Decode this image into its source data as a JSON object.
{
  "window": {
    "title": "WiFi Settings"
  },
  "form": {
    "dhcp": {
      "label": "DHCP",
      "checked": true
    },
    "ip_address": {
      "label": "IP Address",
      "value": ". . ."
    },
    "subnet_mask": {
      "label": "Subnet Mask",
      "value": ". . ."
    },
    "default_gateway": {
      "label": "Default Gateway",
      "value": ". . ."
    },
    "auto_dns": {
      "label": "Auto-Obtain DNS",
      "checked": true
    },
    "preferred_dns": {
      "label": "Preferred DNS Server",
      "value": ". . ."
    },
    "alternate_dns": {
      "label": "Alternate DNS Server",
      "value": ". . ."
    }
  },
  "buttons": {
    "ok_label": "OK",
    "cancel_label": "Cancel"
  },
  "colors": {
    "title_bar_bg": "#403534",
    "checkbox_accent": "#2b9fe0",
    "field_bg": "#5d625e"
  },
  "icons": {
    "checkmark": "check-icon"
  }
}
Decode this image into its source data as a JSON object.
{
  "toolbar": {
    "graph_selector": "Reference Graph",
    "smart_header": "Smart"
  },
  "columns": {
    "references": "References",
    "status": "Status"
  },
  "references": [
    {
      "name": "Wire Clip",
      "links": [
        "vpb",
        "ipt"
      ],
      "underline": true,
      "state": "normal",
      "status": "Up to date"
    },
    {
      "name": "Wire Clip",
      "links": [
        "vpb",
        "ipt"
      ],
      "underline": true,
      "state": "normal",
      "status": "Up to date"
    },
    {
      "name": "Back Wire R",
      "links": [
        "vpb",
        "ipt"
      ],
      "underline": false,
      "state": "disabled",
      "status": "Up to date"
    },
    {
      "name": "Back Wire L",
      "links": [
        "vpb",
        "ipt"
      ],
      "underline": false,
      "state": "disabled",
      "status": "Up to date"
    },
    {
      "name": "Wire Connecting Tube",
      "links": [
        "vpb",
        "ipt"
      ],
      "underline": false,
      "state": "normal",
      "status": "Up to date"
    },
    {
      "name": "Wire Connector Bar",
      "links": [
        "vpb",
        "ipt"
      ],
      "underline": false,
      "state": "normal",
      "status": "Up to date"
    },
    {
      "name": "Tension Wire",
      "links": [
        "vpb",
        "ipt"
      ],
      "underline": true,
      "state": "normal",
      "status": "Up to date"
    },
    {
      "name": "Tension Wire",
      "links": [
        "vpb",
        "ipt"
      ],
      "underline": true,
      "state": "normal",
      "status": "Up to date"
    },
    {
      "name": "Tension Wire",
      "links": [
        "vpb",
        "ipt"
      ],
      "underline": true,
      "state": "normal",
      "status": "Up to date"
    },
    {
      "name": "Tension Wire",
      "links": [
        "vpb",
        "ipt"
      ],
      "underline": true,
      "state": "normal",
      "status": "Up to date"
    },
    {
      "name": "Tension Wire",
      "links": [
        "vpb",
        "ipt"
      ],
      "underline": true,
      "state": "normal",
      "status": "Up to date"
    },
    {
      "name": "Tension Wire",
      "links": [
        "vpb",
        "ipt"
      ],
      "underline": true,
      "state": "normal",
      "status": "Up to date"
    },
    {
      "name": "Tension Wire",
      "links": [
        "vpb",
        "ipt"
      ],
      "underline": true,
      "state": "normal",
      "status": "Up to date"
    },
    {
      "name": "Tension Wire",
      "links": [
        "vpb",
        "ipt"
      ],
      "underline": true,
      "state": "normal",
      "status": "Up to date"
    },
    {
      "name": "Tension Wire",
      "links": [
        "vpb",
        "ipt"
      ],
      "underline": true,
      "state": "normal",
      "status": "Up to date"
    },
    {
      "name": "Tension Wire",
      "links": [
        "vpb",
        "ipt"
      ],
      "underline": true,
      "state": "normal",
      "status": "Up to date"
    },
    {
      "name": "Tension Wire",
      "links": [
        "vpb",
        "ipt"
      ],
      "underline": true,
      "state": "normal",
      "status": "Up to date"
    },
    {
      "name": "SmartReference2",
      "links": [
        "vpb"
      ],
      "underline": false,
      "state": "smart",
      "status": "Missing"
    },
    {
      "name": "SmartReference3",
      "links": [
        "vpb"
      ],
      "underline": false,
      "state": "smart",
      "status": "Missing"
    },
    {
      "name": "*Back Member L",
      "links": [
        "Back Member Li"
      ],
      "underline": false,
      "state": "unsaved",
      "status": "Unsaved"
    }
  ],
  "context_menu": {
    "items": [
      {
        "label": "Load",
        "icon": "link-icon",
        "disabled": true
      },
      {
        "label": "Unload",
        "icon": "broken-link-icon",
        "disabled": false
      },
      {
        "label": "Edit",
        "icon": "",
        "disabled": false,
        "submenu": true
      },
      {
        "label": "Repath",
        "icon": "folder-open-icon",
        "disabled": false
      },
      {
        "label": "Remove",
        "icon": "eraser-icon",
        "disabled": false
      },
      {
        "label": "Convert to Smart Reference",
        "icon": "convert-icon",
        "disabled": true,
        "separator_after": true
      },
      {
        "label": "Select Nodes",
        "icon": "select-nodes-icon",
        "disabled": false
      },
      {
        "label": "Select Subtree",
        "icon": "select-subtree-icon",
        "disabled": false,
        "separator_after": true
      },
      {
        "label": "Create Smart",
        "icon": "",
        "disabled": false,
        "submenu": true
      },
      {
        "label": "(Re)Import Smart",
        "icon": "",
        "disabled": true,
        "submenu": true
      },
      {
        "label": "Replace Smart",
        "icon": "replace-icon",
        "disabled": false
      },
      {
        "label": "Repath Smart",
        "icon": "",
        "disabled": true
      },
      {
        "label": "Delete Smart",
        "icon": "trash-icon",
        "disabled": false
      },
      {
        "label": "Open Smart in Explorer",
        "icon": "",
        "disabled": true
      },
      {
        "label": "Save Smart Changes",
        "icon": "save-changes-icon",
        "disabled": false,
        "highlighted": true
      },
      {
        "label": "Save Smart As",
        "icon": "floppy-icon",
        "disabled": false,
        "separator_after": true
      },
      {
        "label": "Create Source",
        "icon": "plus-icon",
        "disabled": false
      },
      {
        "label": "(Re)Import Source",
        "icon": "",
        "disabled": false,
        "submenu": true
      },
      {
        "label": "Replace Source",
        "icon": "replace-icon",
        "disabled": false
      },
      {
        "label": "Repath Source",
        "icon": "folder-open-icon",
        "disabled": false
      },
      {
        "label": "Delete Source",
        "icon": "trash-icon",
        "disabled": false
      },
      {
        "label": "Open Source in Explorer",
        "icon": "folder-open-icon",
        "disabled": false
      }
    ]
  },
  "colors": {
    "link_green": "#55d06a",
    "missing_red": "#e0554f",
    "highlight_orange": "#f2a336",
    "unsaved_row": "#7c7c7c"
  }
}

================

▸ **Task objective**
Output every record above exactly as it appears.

▸ **Expected answer**
Decode this image into its source data as a JSON object.
{
  "window": {
    "title": "WiFi Settings"
  },
  "form": {
    "dhcp": {
      "label": "DHCP",
      "checked": true
    },
    "ip_address": {
      "label": "IP Address",
      "value": ". . ."
    },
    "subnet_mask": {
      "label": "Subnet Mask",
      "value": ". . ."
    },
    "default_gateway": {
      "label": "Default Gateway",
      "value": ". . ."
    },
    "auto_dns": {
      "label": "Auto-Obtain DNS",
      "checked": true
    },
    "preferred_dns": {
      "label": "Preferred DNS Server",
      "value": ". . ."
    },
    "alternate_dns": {
      "label": "Alternate DNS Server",
      "value": ". . ."
    }
  },
  "buttons": {
    "ok_label": "OK",
    "cancel_label": "Cancel"
  },
  "colors": {
    "title_bar_bg": "#403534",
    "checkbox_accent": "#2b9fe0",
    "field_bg": "#5d625e"
  },
  "icons": {
    "checkmark": "check-icon"
  }
}
Decode this image into its source data as a JSON object.
{
  "toolbar": {
    "graph_selector": "Reference Graph",
    "smart_header": "Smart"
  },
  "columns": {
    "references": "References",
    "status": "Status"
  },
  "references": [
    {
      "name": "Wire Clip",
      "links": [
        "vpb",
        "ipt"
      ],
      "underline": true,
      "state": "normal",
      "status": "Up to date"
    },
    {
      "name": "Wire Clip",
      "links": [
        "vpb",
        "ipt"
      ],
      "underline": true,
      "state": "normal",
      "status": "Up to date"
    },
    {
      "name": "Back Wire R",
      "links": [
        "vpb",
        "ipt"
      ],
      "underline": false,
      "state": "disabled",
      "status": "Up to date"
    },
    {
      "name": "Back Wire L",
      "links": [
        "vpb",
        "ipt"
      ],
      "underline": false,
      "state": "disabled",
      "status": "Up to date"
    },
    {
      "name": "Wire Connecting Tube",
      "links": [
        "vpb",
        "ipt"
      ],
      "underline": false,
      "state": "normal",
      "status": "Up to date"
    },
    {
      "name": "Wire Connector Bar",
      "links": [
        "vpb",
        "ipt"
      ],
      "underline": false,
      "state": "normal",
      "status": "Up to date"
    },
    {
      "name": "Tension Wire",
      "links": [
        "vpb",
        "ipt"
      ],
      "underline": true,
      "state": "normal",
      "status": "Up to date"
    },
    {
      "name": "Tension Wire",
      "links": [
        "vpb",
        "ipt"
      ],
      "underline": true,
      "state": "normal",
      "status": "Up to date"
    },
    {
      "name": "Tension Wire",
      "links": [
        "vpb",
        "ipt"
      ],
      "underline": true,
      "state": "normal",
      "status": "Up to date"
    },
    {
      "name": "Tension Wire",
      "links": [
        "vpb",
        "ipt"
      ],
      "underline": true,
      "state": "normal",
      "status": "Up to date"
    },
    {
      "name": "Tension Wire",
      "links": [
        "vpb",
        "ipt"
      ],
      "underline": true,
      "state": "normal",
      "status": "Up to date"
    },
    {
      "name": "Tension Wire",
      "links": [
        "vpb",
        "ipt"
      ],
      "underline": true,
      "state": "normal",
      "status": "Up to date"
    },
    {
      "name": "Tension Wire",
      "links": [
        "vpb",
        "ipt"
      ],
      "underline": true,
      "state": "normal",
      "status": "Up to date"
    },
    {
      "name": "Tension Wire",
      "links": [
        "vpb",
        "ipt"
      ],
      "underline": true,
      "state": "normal",
      "status": "Up to date"
    },
    {
      "name": "Tension Wire",
      "links": [
        "vpb",
        "ipt"
      ],
      "underline": true,
      "state": "normal",
      "status": "Up to date"
    },
    {
      "name": "Tension Wire",
      "links": [
        "vpb",
        "ipt"
      ],
      "underline": true,
      "state": "normal",
      "status": "Up to date"
    },
    {
      "name": "Tension Wire",
      "links": [
        "vpb",
        "ipt"
      ],
      "underline": true,
      "state": "normal",
      "status": "Up to date"
    },
    {
      "name": "SmartReference2",
      "links": [
        "vpb"
      ],
      "underline": false,
      "state": "smart",
      "status": "Missing"
    },
    {
      "name": "SmartReference3",
      "links": [
        "vpb"
      ],
      "underline": false,
      "state": "smart",
      "status": "Missing"
    },
    {
      "name": "*Back Member L",
      "links": [
        "Back Member Li"
      ],
      "underline": false,
      "state": "unsaved",
      "status": "Unsaved"
    }
  ],
  "context_menu": {
    "items": [
      {
        "label": "Load",
        "icon": "link-icon",
        "disabled": true
      },
      {
        "label": "Unload",
        "icon": "broken-link-icon",
        "disabled": false
      },
      {
        "label": "Edit",
        "icon": "",
        "disabled": false,
        "submenu": true
      },
      {
        "label": "Repath",
        "icon": "folder-open-icon",
        "disabled": false
      },
      {
        "label": "Remove",
        "icon": "eraser-icon",
        "disabled": false
      },
      {
        "label": "Convert to Smart Reference",
        "icon": "convert-icon",
        "disabled": true,
        "separator_after": true
      },
      {
        "label": "Select Nodes",
        "icon": "select-nodes-icon",
        "disabled": false
      },
      {
        "label": "Select Subtree",
        "icon": "select-subtree-icon",
        "disabled": false,
        "separator_after": true
      },
      {
        "label": "Create Smart",
        "icon": "",
        "disabled": false,
        "submenu": true
      },
      {
        "label": "(Re)Import Smart",
        "icon": "",
        "disabled": true,
        "submenu": true
      },
      {
        "label": "Replace Smart",
        "icon": "replace-icon",
        "disabled": false
      },
      {
        "label": "Repath Smart",
        "icon": "",
        "disabled": true
      },
      {
        "label": "Delete Smart",
        "icon": "trash-icon",
        "disabled": false
      },
      {
        "label": "Open Smart in Explorer",
        "icon": "",
        "disabled": true
      },
      {
        "label": "Save Smart Changes",
        "icon": "save-changes-icon",
        "disabled": false,
        "highlighted": true
      },
      {
        "label": "Save Smart As",
        "icon": "floppy-icon",
        "disabled": false,
        "separator_after": true
      },
      {
        "label": "Create Source",
        "icon": "plus-icon",
        "disabled": false
      },
      {
        "label": "(Re)Import Source",
        "icon": "",
        "disabled": false,
        "submenu": true
      },
      {
        "label": "Replace Source",
        "icon": "replace-icon",
        "disabled": false
      },
      {
        "label": "Repath Source",
        "icon": "folder-open-icon",
        "disabled": false
      },
      {
        "label": "Delete Source",
        "icon": "trash-icon",
        "disabled": false
      },
      {
        "label": "Open Source in Explorer",
        "icon": "folder-open-icon",
        "disabled": false
      }
    ]
  },
  "colors": {
    "link_green": "#55d06a",
    "missing_red": "#e0554f",
    "highlight_orange": "#f2a336",
    "unsaved_row": "#7c7c7c"
  }
}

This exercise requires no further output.